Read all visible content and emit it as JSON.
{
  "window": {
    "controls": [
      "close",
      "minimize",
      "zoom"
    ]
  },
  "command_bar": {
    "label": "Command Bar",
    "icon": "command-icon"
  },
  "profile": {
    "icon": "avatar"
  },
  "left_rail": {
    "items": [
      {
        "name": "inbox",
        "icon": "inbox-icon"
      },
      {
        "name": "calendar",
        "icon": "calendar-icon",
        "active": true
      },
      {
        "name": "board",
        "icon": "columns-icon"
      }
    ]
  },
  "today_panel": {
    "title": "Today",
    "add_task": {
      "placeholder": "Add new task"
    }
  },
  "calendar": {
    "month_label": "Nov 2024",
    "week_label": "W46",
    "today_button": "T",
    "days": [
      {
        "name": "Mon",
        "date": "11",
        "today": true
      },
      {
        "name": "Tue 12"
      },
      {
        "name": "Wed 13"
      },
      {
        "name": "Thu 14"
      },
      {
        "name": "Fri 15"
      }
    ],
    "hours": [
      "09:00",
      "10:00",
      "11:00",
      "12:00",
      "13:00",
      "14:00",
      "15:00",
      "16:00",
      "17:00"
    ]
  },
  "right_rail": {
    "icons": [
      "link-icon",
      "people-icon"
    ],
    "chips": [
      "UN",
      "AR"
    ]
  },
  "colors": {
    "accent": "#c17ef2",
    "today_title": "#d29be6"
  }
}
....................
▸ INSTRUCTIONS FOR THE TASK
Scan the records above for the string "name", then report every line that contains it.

▸ RESPONSE TO THIS EXERCISE
        "name": "inbox",
        "name": "calendar",
        "name": "board",
        "name": "Mon",
        "name": "Tue 12"
        "name": "Wed 13"
        "name": "Thu 14"
        "name": "Fri 15"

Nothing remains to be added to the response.